#### Input for this task:
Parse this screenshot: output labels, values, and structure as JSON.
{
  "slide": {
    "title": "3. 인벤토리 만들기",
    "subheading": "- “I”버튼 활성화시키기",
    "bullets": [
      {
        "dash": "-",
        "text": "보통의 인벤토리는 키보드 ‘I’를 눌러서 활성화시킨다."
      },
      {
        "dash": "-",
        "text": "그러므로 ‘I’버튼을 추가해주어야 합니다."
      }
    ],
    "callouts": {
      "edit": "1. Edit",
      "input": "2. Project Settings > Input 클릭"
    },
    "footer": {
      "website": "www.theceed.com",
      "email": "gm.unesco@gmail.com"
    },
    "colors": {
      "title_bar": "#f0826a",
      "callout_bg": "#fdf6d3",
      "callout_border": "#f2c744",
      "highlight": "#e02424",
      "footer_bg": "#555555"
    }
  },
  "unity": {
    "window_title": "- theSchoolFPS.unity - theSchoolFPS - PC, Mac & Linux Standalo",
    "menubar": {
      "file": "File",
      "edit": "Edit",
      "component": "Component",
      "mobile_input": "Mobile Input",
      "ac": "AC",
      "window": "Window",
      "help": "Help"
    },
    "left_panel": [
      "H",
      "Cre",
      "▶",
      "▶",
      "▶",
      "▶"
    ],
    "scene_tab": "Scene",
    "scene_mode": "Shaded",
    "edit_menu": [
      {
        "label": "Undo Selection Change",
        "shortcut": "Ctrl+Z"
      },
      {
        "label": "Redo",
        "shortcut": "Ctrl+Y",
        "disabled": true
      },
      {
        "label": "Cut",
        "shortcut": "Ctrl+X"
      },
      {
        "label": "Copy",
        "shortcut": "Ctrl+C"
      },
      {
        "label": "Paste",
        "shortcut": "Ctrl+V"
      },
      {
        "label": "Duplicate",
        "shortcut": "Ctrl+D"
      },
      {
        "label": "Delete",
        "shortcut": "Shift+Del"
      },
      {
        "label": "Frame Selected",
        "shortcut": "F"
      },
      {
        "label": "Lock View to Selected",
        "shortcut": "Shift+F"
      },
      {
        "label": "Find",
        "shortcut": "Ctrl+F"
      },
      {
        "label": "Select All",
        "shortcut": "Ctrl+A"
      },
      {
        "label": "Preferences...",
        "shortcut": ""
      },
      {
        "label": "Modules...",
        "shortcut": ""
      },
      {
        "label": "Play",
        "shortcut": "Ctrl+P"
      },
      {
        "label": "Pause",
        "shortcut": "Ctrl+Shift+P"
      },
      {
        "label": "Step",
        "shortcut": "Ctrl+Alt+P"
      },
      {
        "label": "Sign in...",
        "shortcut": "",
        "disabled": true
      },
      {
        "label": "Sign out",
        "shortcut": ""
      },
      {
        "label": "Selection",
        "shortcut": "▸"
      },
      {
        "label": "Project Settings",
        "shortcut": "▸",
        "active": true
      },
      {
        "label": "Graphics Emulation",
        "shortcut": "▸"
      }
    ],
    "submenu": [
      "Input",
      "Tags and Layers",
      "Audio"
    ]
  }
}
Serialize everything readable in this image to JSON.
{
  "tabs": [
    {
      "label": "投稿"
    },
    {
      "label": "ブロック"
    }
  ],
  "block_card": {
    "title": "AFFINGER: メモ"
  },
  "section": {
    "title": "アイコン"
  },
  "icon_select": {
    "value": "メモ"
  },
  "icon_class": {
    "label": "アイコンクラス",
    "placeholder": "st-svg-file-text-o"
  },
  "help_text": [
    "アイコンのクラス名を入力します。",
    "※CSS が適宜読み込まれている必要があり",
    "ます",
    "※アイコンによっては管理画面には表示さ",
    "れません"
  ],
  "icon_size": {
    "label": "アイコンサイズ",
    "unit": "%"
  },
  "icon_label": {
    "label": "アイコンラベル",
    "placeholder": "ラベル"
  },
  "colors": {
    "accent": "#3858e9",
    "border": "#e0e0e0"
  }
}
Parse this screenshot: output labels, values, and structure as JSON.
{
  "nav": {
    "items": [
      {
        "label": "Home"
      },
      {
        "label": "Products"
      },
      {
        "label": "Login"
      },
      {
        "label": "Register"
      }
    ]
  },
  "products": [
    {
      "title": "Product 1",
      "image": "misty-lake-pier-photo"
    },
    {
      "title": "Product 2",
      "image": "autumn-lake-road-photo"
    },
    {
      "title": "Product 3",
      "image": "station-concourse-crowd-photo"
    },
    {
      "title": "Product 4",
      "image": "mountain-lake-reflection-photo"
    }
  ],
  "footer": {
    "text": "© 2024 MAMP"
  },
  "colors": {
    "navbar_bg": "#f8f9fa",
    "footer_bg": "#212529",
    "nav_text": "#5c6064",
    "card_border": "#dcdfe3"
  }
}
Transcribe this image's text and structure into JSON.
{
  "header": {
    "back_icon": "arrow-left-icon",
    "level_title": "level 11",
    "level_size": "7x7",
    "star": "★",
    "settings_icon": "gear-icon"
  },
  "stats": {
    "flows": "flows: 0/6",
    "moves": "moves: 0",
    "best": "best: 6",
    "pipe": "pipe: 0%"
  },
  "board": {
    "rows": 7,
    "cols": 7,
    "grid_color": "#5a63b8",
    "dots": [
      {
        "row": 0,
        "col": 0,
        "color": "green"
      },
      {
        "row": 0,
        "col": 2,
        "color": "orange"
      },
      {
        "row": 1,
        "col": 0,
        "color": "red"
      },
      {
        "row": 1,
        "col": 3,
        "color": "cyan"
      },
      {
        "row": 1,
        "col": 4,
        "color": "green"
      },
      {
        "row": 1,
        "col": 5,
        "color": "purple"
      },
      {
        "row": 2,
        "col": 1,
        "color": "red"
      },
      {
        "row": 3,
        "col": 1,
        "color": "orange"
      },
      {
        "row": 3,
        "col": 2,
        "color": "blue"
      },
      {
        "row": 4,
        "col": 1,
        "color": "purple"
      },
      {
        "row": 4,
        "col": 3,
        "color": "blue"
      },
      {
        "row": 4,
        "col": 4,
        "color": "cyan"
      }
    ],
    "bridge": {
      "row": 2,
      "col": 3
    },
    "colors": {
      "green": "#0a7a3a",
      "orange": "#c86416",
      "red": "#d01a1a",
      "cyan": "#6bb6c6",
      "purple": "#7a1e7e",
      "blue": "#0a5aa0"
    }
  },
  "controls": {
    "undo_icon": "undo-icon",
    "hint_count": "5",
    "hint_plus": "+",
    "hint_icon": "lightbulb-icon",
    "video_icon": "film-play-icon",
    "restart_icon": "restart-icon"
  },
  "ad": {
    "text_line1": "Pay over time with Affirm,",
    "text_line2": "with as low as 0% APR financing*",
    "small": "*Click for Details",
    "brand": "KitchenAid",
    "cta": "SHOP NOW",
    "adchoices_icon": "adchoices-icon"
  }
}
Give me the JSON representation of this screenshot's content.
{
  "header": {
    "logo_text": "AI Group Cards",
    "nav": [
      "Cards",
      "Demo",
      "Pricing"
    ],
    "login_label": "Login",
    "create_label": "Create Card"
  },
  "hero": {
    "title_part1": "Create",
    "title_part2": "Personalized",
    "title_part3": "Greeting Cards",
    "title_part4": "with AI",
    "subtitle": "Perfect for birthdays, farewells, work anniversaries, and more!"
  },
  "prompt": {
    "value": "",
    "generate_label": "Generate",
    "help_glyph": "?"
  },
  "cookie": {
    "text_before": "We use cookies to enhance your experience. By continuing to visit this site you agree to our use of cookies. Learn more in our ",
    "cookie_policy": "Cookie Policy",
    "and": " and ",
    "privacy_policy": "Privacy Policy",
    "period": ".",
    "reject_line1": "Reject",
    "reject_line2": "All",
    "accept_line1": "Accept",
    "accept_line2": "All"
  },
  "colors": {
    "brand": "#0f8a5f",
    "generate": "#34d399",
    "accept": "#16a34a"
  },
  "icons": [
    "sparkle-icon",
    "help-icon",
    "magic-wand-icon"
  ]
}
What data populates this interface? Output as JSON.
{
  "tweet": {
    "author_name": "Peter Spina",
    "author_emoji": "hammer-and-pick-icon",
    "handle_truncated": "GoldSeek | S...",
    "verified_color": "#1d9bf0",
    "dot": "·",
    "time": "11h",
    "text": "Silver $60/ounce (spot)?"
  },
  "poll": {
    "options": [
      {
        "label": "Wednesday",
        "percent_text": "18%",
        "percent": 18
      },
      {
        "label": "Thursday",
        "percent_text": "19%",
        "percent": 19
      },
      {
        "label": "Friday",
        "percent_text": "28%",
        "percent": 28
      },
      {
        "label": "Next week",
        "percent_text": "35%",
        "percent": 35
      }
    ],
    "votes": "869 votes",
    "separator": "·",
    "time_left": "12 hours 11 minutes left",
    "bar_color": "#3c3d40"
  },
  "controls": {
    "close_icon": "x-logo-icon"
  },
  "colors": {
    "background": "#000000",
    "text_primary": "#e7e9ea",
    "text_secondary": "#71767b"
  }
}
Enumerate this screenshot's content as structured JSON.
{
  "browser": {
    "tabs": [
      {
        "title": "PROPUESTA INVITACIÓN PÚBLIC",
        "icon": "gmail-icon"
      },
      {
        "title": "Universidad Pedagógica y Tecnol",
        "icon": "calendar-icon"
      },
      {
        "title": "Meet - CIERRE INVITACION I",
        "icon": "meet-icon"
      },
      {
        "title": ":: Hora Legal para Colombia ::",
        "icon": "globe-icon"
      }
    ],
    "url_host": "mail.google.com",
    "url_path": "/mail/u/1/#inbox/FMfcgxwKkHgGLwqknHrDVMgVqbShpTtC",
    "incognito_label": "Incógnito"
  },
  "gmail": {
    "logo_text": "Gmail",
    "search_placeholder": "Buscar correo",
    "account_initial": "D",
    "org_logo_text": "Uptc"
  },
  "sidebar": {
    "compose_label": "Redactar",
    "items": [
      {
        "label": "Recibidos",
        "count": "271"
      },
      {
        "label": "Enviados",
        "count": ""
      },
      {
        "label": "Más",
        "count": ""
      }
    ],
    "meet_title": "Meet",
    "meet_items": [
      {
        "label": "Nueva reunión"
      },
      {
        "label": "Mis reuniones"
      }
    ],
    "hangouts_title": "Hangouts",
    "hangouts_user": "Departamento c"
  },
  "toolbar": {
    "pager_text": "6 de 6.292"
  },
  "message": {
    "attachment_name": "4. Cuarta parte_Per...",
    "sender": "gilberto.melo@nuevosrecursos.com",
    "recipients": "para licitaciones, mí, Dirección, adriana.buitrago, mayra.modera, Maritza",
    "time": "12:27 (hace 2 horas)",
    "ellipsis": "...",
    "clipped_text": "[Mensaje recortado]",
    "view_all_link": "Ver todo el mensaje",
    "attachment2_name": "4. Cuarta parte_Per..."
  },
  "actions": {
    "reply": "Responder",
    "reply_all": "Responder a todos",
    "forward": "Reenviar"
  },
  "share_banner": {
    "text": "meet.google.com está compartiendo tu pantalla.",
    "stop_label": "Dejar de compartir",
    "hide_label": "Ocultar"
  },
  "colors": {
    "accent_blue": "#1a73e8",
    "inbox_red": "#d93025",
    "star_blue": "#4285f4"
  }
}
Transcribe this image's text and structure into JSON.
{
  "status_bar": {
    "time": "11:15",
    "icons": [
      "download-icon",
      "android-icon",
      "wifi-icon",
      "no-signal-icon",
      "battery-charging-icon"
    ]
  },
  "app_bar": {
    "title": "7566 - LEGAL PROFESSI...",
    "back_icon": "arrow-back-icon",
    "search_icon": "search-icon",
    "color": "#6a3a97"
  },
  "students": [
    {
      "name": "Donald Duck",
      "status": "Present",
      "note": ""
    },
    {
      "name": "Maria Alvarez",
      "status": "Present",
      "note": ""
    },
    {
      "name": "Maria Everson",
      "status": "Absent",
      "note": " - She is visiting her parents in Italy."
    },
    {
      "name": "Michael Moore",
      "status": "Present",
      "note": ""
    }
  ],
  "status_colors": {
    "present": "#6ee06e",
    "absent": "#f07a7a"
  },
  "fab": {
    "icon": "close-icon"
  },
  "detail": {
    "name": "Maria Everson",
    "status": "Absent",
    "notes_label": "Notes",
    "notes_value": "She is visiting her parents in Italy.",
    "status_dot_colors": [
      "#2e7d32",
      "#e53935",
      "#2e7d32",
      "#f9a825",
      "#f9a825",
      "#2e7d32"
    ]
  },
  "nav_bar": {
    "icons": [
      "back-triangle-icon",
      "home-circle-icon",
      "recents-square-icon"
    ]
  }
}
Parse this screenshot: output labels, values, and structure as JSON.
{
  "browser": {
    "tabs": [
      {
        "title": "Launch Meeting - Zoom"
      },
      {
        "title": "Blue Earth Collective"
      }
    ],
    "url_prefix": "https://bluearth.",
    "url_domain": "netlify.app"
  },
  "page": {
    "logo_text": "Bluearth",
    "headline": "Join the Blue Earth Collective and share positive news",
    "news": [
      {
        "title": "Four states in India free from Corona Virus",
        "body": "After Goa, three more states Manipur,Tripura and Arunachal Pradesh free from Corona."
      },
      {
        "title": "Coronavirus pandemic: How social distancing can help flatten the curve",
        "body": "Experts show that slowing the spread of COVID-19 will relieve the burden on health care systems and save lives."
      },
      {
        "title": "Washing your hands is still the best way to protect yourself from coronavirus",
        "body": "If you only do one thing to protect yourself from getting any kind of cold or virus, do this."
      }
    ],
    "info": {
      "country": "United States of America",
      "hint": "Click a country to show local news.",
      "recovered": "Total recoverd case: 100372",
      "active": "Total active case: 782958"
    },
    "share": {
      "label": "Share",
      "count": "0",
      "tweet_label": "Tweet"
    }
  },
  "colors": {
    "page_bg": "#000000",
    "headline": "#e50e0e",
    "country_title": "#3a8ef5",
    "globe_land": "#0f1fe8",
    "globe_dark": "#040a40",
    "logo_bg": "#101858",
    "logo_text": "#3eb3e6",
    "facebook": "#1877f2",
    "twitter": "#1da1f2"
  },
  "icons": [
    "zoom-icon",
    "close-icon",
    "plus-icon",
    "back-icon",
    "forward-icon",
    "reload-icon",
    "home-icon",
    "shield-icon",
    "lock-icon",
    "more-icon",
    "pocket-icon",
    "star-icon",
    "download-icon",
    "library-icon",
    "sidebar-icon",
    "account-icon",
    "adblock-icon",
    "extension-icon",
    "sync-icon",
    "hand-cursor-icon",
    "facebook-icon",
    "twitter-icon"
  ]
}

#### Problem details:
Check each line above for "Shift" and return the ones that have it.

#### Exercise output:
        "shortcut": "Shift+Del"
        "shortcut": "Shift+F"
        "shortcut": "Ctrl+Shift+P"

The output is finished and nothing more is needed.